If you’ve ever wondered about the state symbols of Oklahoma, one that might surprise you is the state dinosaur. Yes, you heard it right! Oklahoma has an official state dinosaur, and it’s none other than the Acrocanthosaurus atokensis. This article will delve into everything there is to know about this incredible creature, from its size compared to a T-Rex to where it lived and what it ate.
Oklahoma State Dinosaur: The Acrocanthosaurus
The Acrocanthosaurus, pronounced as “ak-ro-KAN-tho-SOR-us,” holds the title of the Oklahoma state dinosaur. Its name translates to “high-spined lizard,” a fitting name given its distinctive feature – a row of tall neural spines on its vertebrae. This dinosaur was a theropod, a group of bipedal, primarily carnivorous dinosaurs, which also includes the famous Tyrannosaurus Rex.
When it comes to size, the Acrocanthosaurus held its own against the T-Rex. With an estimated length of 30-40 feet and a weight of around 6 tons, it was one of the largest theropods known to have existed. However, it was slightly smaller than the T-Rex, which could reach lengths of up to 40 feet and weigh as much as 9 tons.
Where Did the Acrocanthosaurus Live?
The Acrocanthosaurus roamed North America during the Early Cretaceous period, approximately 110 million years ago. Fossils found in Oklahoma, Texas, and other parts of the southern and eastern United States suggest that it was widespread across the region. The state fossil of Oklahoma, the Saurophaganax maximus, is another dinosaur from this era, further attesting to the rich prehistoric life in the area.

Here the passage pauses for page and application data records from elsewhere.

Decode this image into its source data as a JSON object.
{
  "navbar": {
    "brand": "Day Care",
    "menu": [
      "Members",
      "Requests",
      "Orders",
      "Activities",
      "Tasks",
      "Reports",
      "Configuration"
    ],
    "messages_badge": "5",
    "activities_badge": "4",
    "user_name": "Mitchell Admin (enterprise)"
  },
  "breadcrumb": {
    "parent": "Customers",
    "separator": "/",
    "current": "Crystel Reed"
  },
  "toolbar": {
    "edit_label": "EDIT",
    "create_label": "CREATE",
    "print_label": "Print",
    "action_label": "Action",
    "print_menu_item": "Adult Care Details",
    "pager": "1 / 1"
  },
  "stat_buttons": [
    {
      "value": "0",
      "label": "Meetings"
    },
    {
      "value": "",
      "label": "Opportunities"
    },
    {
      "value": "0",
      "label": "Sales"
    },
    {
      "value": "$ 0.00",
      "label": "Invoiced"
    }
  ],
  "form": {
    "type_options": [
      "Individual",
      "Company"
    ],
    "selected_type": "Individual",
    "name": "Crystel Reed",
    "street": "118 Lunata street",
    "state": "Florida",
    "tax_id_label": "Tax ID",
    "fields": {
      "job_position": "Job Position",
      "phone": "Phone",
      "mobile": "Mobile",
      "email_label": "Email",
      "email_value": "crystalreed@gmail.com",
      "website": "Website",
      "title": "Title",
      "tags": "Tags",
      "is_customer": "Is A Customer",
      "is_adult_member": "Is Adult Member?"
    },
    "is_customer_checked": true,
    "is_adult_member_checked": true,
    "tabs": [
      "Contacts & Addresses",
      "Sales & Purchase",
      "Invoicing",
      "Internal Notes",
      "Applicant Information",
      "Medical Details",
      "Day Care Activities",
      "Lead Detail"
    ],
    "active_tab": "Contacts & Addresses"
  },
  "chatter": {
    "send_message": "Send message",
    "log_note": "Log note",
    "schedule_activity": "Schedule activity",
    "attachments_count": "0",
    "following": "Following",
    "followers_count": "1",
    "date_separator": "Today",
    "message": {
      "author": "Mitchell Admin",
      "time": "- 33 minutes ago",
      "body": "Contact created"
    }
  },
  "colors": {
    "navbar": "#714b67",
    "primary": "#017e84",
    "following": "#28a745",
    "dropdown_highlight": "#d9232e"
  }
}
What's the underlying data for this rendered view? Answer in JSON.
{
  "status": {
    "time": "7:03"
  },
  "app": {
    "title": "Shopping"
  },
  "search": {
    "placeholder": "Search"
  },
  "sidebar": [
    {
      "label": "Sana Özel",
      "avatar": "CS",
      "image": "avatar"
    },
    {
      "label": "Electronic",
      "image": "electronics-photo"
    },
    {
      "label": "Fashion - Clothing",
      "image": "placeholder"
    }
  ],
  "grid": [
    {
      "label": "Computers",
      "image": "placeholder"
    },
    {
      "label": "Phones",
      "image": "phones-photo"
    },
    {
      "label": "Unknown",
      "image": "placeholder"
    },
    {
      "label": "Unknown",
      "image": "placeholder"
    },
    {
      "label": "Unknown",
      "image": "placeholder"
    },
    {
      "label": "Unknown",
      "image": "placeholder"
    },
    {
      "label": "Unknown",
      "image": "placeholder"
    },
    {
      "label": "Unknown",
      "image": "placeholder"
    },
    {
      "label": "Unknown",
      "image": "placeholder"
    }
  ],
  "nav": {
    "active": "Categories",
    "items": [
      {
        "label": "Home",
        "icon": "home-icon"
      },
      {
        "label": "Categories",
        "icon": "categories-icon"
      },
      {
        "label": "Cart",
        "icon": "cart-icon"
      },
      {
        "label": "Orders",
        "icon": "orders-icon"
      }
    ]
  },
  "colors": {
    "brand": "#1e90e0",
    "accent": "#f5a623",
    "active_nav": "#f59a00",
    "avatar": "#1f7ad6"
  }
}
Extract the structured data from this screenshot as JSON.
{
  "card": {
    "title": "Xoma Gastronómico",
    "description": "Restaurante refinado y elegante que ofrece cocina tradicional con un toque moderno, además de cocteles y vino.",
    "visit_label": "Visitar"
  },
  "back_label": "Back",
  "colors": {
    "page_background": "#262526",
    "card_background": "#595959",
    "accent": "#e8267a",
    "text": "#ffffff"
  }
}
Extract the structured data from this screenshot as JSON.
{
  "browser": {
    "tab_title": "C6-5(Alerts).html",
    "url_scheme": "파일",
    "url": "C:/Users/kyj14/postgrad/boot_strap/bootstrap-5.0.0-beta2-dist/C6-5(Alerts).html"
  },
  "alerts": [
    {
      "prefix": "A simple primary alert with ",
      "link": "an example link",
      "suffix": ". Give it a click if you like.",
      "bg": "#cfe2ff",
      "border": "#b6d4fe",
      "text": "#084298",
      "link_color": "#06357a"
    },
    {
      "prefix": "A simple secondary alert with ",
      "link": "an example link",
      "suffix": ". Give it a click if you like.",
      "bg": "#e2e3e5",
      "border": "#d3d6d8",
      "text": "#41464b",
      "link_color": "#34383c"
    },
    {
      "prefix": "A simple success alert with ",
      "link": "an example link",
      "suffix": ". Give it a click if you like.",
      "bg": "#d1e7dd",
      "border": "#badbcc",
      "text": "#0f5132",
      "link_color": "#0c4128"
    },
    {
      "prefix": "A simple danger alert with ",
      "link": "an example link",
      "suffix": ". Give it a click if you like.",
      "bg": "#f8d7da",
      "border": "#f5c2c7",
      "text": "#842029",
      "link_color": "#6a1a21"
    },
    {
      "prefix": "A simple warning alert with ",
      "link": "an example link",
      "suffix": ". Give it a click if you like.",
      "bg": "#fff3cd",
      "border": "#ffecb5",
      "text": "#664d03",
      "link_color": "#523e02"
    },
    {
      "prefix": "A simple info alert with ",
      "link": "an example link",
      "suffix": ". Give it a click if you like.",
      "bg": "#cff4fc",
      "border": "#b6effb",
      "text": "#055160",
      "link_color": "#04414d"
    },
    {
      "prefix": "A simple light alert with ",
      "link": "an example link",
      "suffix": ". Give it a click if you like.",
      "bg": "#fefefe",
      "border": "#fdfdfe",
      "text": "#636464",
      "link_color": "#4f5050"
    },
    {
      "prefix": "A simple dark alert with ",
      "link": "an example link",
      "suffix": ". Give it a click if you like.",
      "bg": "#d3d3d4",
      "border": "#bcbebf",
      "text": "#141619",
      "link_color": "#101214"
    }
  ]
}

What Did the Acrocanthosaurus Eat?
As a theropod, the Acrocanthosaurus was carnivorous. Its diet likely consisted of large plant-eating dinosaurs. With its powerful jaws and sharp teeth, it could take down even the largest prey. However, unlike the T-Rex, which had a bone-crushing bite, the Acrocanthosaurus probably used a “slash-and-tear” method to kill and consume its prey.
Fossils in Oklahoma
Oklahoma has a rich history of paleontological discoveries. The first Acrocanthosaurus fossil was discovered in Atoka County, Oklahoma, in the 1940s. Since then, several other fossils have been found, not just of the Acrocanthosaurus but also of various other species, making Oklahoma a significant site for dinosaur enthusiasts and researchers.
Oklahoma State Symbols List
While the Acrocanthosaurus is the most famous among them, there are many other state symbols in Oklahoma. These include the American Bison as the state animal, the Mistletoe as the state floral emblem, and the Honeybee as the state insect. Each symbol represents a unique aspect of Oklahoma’s natural history and cultural heritage.
The Acrocanthosaurus atokensis, the state dinosaur of Oklahoma, is a testament to the state’s rich geological and paleontological history. It stood tall and formidable amongst its contemporaries, leaving behind a fossil record that continues to fascinate us today. So, the next time you think of Oklahoma’s state symbols, remember the Acrocanthosaurus – a symbol of a time when dinosaurs ruled the world.
Whether you’re interested in the Acrocanthosaurus height, where it lived, or what it ate, we hope this article has provided you with all the information you need. And who knows? Maybe your next trip could be a fossil hunt in Oklahoma!